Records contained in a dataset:
- Opening Delimiter -
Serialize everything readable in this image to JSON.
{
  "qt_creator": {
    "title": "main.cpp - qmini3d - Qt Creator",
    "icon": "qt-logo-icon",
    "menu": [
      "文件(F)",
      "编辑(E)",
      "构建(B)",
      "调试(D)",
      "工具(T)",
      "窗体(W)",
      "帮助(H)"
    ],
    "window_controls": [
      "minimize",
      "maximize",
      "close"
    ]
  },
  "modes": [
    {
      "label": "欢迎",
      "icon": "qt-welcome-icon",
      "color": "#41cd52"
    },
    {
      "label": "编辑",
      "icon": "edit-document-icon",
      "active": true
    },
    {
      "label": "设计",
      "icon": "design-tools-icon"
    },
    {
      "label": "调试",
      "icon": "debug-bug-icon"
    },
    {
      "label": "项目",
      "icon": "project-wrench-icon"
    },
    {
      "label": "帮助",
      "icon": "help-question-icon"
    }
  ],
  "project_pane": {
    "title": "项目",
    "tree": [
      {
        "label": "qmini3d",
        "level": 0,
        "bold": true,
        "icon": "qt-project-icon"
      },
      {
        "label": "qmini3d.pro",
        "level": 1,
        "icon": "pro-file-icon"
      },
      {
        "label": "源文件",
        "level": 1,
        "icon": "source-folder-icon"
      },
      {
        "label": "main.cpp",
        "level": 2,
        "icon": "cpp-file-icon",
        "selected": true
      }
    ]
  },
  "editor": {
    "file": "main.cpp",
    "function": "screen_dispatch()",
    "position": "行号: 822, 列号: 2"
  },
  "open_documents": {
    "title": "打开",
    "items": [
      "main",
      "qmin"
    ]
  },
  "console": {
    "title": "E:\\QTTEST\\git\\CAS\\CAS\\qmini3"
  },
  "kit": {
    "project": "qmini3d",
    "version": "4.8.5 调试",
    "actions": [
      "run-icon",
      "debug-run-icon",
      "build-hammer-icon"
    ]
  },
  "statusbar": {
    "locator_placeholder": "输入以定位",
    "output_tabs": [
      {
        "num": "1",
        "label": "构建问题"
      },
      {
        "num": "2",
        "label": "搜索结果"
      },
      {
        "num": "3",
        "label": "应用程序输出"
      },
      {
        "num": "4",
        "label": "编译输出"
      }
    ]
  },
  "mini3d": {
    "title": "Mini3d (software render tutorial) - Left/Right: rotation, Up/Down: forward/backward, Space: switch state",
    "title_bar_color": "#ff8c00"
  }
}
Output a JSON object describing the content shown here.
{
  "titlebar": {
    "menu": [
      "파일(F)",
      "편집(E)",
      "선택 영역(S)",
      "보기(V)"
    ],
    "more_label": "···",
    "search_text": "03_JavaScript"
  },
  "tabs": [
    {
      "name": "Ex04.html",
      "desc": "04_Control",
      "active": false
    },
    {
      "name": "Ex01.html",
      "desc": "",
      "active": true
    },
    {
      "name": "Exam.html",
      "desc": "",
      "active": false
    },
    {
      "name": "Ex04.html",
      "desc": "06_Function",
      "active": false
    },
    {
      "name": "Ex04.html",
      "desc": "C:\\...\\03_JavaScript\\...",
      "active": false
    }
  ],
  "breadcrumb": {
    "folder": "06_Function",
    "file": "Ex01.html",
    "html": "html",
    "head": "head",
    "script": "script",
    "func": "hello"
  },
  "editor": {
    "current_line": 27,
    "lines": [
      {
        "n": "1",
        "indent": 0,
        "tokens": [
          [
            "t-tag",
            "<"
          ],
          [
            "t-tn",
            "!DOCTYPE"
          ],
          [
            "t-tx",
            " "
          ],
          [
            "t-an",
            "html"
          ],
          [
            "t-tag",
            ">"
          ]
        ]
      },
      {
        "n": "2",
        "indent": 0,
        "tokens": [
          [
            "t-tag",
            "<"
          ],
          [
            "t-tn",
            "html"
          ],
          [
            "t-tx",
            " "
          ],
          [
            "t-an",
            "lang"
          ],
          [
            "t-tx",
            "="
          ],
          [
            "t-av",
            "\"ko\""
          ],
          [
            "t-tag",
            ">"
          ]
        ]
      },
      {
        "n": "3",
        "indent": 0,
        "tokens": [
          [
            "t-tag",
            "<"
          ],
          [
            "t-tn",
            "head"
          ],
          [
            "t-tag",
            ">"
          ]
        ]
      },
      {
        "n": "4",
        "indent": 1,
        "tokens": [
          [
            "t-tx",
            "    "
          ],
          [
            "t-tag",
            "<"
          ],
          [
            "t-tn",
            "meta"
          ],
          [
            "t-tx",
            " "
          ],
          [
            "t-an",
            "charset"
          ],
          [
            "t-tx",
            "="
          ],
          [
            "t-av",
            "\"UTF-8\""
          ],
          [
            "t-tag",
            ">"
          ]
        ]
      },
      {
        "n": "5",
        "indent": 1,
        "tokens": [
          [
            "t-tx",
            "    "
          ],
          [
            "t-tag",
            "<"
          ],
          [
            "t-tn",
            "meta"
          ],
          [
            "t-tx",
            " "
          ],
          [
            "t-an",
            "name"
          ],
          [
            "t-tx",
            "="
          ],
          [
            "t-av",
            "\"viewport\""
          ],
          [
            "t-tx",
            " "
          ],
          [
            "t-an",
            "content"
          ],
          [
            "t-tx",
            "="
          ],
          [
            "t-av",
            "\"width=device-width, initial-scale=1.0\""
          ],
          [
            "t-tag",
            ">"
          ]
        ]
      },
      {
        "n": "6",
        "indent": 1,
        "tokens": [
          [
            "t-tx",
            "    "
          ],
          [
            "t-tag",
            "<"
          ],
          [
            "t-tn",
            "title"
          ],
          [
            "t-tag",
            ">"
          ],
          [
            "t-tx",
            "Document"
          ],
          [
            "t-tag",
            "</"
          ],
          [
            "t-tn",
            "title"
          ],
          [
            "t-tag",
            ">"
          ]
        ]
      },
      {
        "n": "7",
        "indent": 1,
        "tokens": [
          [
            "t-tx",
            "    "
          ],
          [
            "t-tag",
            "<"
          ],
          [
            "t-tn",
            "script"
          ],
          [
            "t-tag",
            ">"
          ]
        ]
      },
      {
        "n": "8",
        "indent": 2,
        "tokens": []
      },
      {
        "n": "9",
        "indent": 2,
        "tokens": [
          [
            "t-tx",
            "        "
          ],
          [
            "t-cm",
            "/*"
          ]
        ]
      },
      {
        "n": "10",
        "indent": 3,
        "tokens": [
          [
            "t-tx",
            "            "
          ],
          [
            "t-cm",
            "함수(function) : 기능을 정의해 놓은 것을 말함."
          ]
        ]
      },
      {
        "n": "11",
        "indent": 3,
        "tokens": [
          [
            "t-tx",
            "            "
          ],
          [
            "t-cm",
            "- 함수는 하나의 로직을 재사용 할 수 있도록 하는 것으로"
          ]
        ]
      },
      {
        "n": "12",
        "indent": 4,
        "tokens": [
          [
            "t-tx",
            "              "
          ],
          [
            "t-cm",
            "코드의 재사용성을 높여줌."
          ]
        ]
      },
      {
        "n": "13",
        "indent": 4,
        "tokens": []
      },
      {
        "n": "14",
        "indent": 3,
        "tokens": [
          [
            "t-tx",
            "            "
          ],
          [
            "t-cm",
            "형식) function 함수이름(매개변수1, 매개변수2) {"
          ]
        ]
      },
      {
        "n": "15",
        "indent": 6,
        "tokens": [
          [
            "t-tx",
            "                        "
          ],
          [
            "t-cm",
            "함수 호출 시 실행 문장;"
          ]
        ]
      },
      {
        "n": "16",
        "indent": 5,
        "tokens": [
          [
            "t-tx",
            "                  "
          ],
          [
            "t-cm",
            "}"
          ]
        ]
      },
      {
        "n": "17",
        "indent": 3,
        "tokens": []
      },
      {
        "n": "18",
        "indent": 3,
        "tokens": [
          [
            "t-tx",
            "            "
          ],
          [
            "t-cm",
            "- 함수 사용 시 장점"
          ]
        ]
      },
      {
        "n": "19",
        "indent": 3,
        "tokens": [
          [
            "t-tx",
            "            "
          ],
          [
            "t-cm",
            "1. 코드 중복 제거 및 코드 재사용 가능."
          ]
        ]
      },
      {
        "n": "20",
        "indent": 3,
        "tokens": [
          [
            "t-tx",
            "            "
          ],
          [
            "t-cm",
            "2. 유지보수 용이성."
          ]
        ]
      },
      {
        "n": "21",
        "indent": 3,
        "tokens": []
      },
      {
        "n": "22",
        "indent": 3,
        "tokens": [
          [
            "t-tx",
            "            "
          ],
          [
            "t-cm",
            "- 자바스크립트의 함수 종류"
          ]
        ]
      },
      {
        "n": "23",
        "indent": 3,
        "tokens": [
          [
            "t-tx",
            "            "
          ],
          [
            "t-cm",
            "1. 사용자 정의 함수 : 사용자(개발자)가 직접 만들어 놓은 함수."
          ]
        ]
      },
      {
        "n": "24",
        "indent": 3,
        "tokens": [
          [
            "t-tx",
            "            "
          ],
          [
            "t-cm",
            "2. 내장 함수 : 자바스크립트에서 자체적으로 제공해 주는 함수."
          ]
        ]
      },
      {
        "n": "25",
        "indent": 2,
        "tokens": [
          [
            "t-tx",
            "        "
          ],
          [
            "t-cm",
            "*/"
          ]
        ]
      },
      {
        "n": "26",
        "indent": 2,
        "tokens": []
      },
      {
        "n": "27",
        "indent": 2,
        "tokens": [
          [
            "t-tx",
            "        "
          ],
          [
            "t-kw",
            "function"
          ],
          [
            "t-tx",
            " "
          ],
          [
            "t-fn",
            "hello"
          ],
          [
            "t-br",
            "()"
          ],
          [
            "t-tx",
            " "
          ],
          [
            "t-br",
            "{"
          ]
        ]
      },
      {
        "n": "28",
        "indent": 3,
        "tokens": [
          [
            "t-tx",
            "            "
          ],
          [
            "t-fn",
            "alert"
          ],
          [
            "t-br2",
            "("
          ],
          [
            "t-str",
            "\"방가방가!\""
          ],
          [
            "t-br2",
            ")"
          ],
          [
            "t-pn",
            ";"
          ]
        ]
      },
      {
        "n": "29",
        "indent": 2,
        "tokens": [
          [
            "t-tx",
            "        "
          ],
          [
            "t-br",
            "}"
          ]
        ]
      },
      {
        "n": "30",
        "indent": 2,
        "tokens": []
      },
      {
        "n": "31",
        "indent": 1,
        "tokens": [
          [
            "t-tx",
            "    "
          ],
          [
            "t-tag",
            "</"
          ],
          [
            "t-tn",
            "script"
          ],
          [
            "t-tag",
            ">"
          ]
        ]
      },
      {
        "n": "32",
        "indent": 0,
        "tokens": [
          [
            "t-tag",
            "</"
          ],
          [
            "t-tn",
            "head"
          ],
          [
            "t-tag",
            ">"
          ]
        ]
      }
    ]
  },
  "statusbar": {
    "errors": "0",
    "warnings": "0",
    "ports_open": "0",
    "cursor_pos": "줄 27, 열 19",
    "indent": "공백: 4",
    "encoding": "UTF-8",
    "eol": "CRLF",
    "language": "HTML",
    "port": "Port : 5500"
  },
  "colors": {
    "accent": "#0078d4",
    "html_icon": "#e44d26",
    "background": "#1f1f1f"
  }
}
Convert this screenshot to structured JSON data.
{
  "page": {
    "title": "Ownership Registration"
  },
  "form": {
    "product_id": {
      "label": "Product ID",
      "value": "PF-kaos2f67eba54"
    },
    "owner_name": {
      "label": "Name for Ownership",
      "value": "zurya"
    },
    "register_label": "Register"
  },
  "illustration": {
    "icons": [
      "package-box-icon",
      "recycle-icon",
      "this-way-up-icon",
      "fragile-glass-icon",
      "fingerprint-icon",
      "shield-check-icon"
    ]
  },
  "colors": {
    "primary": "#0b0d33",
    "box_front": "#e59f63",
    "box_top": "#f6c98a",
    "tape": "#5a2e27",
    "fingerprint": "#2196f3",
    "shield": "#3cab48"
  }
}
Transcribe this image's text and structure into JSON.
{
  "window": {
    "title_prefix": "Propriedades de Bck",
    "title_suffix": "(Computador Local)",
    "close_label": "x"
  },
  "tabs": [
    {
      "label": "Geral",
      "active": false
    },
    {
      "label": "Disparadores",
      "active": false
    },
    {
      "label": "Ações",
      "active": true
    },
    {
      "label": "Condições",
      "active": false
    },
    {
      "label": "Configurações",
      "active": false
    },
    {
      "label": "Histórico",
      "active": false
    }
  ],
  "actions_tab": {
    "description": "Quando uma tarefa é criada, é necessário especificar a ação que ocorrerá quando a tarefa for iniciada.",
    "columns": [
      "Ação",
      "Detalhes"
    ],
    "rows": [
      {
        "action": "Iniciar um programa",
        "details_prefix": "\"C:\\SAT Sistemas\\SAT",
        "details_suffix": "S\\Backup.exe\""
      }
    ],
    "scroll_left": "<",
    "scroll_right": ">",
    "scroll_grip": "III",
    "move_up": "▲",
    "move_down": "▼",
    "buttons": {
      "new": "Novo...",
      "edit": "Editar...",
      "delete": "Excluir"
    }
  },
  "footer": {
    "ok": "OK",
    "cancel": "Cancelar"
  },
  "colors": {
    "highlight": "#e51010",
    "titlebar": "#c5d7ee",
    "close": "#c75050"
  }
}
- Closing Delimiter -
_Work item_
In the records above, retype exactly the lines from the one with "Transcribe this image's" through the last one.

_Result of this exercise_
Transcribe this image's text and structure into JSON.
{
  "window": {
    "title_prefix": "Propriedades de Bck",
    "title_suffix": "(Computador Local)",
    "close_label": "x"
  },
  "tabs": [
    {
      "label": "Geral",
      "active": false
    },
    {
      "label": "Disparadores",
      "active": false
    },
    {
      "label": "Ações",
      "active": true
    },
    {
      "label": "Condições",
      "active": false
    },
    {
      "label": "Configurações",
      "active": false
    },
    {
      "label": "Histórico",
      "active": false
    }
  ],
  "actions_tab": {
    "description": "Quando uma tarefa é criada, é necessário especificar a ação que ocorrerá quando a tarefa for iniciada.",
    "columns": [
      "Ação",
      "Detalhes"
    ],
    "rows": [
      {
        "action": "Iniciar um programa",
        "details_prefix": "\"C:\\SAT Sistemas\\SAT",
        "details_suffix": "S\\Backup.exe\""
      }
    ],
    "scroll_left": "<",
    "scroll_right": ">",
    "scroll_grip": "III",
    "move_up": "▲",
    "move_down": "▼",
    "buttons": {
      "new": "Novo...",
      "edit": "Editar...",
      "delete": "Excluir"
    }
  },
  "footer": {
    "ok": "OK",
    "cancel": "Cancelar"
  },
  "colors": {
    "highlight": "#e51010",
    "titlebar": "#c5d7ee",
    "close": "#c75050"
  }
}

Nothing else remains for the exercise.